BY KEN DAVIDOFF
Newsday Staff Correspondent
November 16, 2006, 10:41 PM EST ____________________________________________________
NOW they’re talking. Here’s Brian Cashman’s quote, from Naples, FL:
"We’ll probably have him proceed and prepare as a starter, because you can always go the other way, slide him down and reduce his workload. But it’s hard to go the other way. But that’s for another day."

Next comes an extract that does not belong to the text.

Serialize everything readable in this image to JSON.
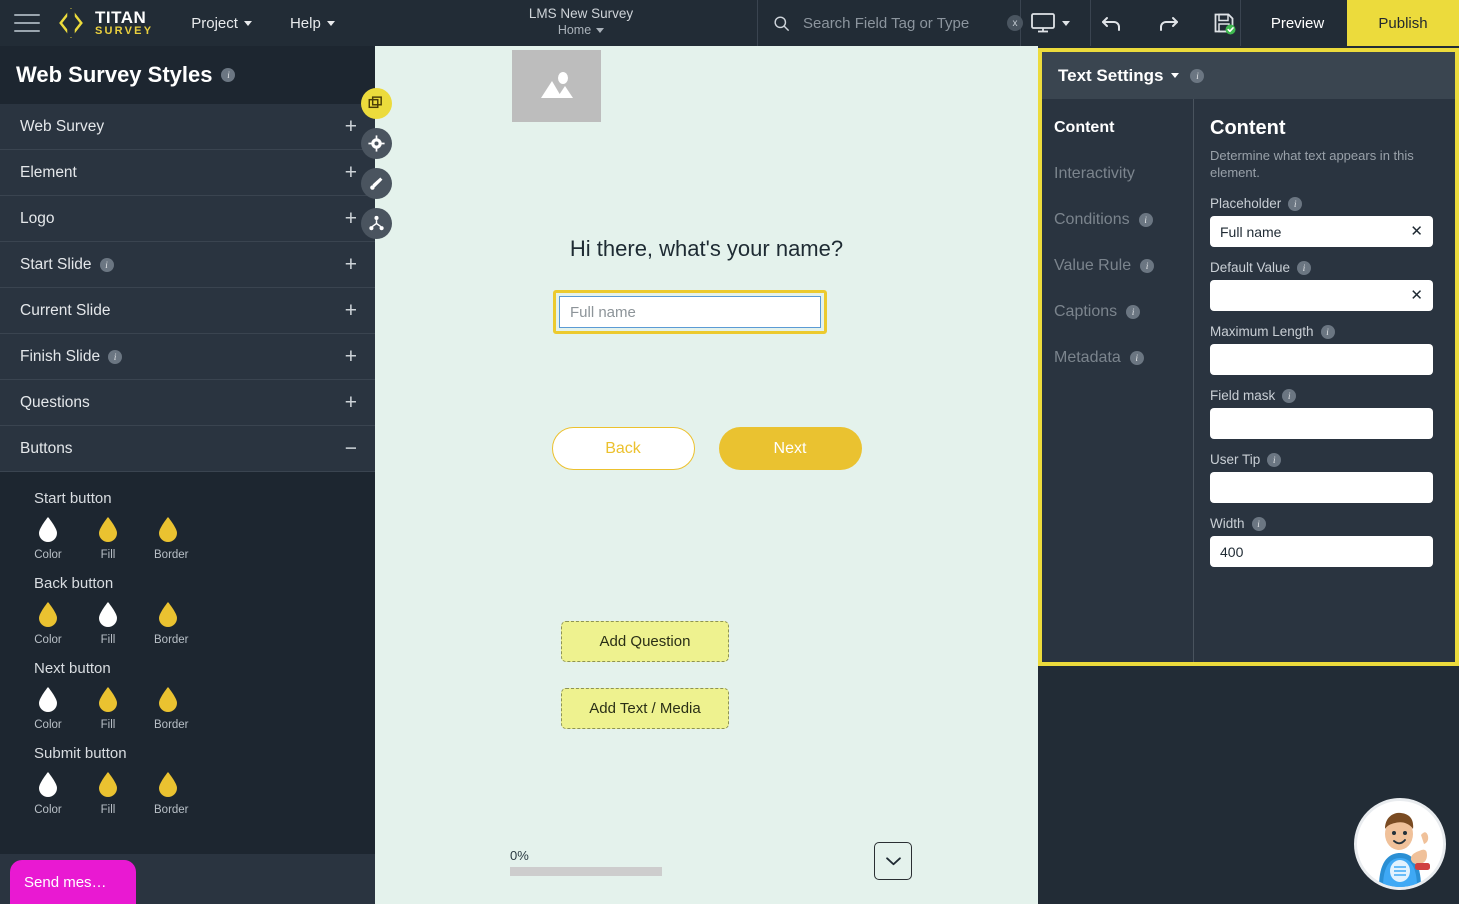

In 2005, Scott Proctor was a starter being squeezed into a reliever’s innings. I used to grimace when I heard that he was warming up in the bullpen. Floraine Kay and Marc Marc can tell you how I would repeat myself whenever he failed, announcing with familiar emphasis that the should have expected this, as he was a STARTER, not a reliever, that you could tell by how he used so many pitches and how he approached the at-bats. Early in the 2006 season, Proctor stared down death and helped his baby daughter recover from a life-threatening heart condition, he re-joined the team a little late and was nearly flawless as a reliever. I do not know what happened, and I wrote about this transition from starter to reliever at the time. In fact, back in 2005, I complained that he was being shoehorned into a role that did not fit. (In 2005, we kept hearing that "they" "loved his ‘stuff’" and were willing to put up with his struggles.)
In 2005 Proctor played in 29 games and averaged 49.2 innings, ending with an ERA of 6.04. He started 1 game and won it, accounting for his 1-0 W-L record. In 2006 he played in 83 games and averaged 102.1 innings, ending with a substantially lower ERA of 3.52. Although he did not start any games, his W-L record was 6-4, and more importantly, his Hold count was 26, whereas it was 0 in 2005. (As I may have noted elsewhere, I believe the Hold is one of the most under-used stats in baseball, and I strongly argue for its inclusion in box scores.)
So now, back to starter. Wow. Scott, I admire your Iron-Clad stomach. Good Luck.
Readers, should the Yankees convert Proctor back to a starter now that he is a successful reliever? What about the Mets’ Aaron Heilman, who shares the profile, and who has been quite vocal about his desire to return to starting?